December 12, 2017 2:00PM
According to the doctors, anyway.
They told his mother, Milagro Rodriguez, that she wouldn't be able to have children.
On Dec. 15, Milagro, whose name means "Miracle" in English, will be in the audience at PSU's Fall Commencement to watch her child graduate with his MBA in international business.
And, she'll get to congratulate him in person for another of his accomplishments: A book he wrote based on her life that he self-published earlier this month. The title: "The Miracle of Life."
Written in Spanish, Luis describes it as a vivid story of a humble Venezuelan woman who grew up in a fierce environment, but overcame every obstacle from poverty and fear with her will, faith, and education.
Luis is an accountant who earned his degree in the Central University of Venezuela before coming to PSU in 2014 to pursue his MBA.
"I wanted to do something that would change my life," he said.
To support himself while here, he worked in the campus dining hall mopping and sweeping. He worked as a painter for the Physical Plant during the summer. He helped with custodial chores in Russ Hall, the University's first and most iconic building.
"Anything you do, you do it well," he said. "That's the key. It doesn't matter the job. And doing those things helped me to respect others even more."
And he recalled the stories of his mother, formulating the idea for his book.
She came from a poor family, Luis said, growing up in an area of high poverty and fear where people struggled with many societal challenges.
One of nine brothers and sisters, she was the only one in her family to attend college.
"She reached the top," he said. "She never gave up when she wanted something. She tried hard."
That included hitching rides to classes at the university several miles away.
"We complain about things, like having to walk someplace or ride a bike, maybe in bad weather, but when I complain and remember her, I think I don't have it so bad," he said.
She tucked her high heels in her purse, wearing old shoes for the walk, then changed into her nice shoes when she arrived at the university each day.
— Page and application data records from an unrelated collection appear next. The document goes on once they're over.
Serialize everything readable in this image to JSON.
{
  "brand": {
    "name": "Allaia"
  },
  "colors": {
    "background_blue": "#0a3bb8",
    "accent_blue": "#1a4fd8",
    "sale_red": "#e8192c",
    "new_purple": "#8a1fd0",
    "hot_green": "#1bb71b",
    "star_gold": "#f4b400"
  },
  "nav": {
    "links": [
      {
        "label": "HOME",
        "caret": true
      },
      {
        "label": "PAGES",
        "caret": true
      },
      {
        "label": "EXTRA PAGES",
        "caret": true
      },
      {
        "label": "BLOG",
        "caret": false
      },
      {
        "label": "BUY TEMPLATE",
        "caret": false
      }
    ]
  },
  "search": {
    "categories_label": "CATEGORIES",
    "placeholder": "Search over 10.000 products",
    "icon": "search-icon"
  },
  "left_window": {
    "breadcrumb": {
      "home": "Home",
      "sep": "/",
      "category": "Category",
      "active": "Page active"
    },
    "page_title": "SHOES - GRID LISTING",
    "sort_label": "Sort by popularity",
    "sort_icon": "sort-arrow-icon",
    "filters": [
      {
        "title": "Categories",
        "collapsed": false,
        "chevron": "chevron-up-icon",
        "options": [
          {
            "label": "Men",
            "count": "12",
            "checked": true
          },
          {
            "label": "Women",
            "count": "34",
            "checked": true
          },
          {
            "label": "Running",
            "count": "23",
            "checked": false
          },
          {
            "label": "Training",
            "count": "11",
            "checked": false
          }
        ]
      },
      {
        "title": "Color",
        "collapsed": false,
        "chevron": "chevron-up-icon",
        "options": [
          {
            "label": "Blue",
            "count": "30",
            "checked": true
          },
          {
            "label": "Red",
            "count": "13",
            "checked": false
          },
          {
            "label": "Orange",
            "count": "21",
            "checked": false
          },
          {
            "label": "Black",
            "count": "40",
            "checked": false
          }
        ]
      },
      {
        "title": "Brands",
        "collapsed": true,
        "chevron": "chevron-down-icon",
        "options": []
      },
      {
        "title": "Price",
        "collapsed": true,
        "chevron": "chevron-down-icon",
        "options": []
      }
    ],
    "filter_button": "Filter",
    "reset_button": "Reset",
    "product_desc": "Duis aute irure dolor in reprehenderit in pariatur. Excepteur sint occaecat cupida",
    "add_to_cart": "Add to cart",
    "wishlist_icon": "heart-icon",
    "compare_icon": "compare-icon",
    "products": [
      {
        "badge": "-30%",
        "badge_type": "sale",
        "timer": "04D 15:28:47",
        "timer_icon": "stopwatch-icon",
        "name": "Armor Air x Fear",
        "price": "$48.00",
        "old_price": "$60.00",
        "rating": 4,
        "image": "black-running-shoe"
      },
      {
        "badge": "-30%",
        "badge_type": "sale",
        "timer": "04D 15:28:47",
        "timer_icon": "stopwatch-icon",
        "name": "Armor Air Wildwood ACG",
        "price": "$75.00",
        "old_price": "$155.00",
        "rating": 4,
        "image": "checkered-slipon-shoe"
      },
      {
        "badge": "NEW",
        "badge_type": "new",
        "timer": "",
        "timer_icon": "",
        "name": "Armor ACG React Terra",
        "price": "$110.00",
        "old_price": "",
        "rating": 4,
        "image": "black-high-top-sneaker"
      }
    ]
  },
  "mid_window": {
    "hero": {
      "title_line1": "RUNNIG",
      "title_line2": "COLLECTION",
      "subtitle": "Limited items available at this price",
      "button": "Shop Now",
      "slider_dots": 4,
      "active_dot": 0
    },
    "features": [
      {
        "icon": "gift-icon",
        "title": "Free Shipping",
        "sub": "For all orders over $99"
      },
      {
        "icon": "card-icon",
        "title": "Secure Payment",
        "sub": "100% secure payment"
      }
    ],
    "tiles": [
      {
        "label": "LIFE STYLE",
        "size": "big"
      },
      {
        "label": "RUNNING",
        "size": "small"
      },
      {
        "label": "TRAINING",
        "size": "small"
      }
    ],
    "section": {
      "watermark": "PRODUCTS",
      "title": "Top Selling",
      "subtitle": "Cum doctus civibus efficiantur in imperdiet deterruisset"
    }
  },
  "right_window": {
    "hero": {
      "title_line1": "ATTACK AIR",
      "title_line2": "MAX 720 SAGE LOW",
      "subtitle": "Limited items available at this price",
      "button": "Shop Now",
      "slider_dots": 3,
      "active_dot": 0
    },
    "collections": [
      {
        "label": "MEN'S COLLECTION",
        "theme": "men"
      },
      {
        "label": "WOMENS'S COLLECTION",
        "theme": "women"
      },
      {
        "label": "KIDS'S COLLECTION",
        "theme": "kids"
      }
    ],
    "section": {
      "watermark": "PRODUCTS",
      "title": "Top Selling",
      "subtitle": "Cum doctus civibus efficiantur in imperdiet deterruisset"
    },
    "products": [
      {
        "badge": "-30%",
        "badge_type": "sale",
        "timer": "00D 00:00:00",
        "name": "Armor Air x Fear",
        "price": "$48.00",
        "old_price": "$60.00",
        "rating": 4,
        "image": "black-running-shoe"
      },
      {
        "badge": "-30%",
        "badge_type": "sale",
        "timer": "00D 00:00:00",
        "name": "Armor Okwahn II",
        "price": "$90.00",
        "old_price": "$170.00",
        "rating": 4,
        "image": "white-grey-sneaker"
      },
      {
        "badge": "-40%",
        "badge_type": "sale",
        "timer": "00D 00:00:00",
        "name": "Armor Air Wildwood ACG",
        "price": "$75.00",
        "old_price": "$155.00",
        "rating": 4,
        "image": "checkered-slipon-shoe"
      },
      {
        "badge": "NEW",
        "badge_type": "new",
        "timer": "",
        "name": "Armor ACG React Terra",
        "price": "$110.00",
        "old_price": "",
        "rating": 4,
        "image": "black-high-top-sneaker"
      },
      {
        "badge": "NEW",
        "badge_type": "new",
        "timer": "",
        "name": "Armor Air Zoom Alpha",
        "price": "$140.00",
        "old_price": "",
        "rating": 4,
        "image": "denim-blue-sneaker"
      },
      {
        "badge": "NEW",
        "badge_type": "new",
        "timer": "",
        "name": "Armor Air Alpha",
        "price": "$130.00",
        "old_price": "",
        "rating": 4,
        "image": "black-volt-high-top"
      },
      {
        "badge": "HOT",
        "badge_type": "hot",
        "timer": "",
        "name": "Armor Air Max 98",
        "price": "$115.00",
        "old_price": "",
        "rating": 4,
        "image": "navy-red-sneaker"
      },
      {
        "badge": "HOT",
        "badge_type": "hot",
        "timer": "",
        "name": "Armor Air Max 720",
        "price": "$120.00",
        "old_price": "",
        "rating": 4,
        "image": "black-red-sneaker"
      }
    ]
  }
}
But she graduated, Luis said, and became an economist, taking a respected job as president of a public bank in Venezuela.
Perhaps more importantly, she inspired her son, now 28.
Six years ago, he traveled to England to spend six weeks studying at Cambridge.
"I want people to learn that the way you change your mind is by traveling," Luis said. "Your country is not the only country out there. And when you read a book, it can change your perspective, too. It can open your mind and make the world larger."
When he arrived here, he began the book.
Chapter by chapter, he sent it to his mother to review.
"She cried. She said she can't believe I paid attention to her stories, the stories she was telling me as I was growing up," he said.
Luis officially unveiled the book, hot off the press, at a public presentation in Russ Hall two weeks ago. In attendance were fellow students, faculty and staff, and members of his church who had turned out in support of him.
"I didn't write a book to be rich. I just wanted to tell this story," he said. "I read the right books when I was a kid, and they were inspiring."
If he does wind up making profits, however, he wants to use them to help the people from his state create a library.
"I don't want a football field or a road, I want something that can change minds for the long term," he said. "I think that's what will help my people the most."
He dreams of somehow helping to rebuild a historic home in his city, damaged in horrific mudslides, so that it can be used as a museum.
"I want people to know that if you work hard, study hard, don’t give up, you can overcome challenges," Luis said.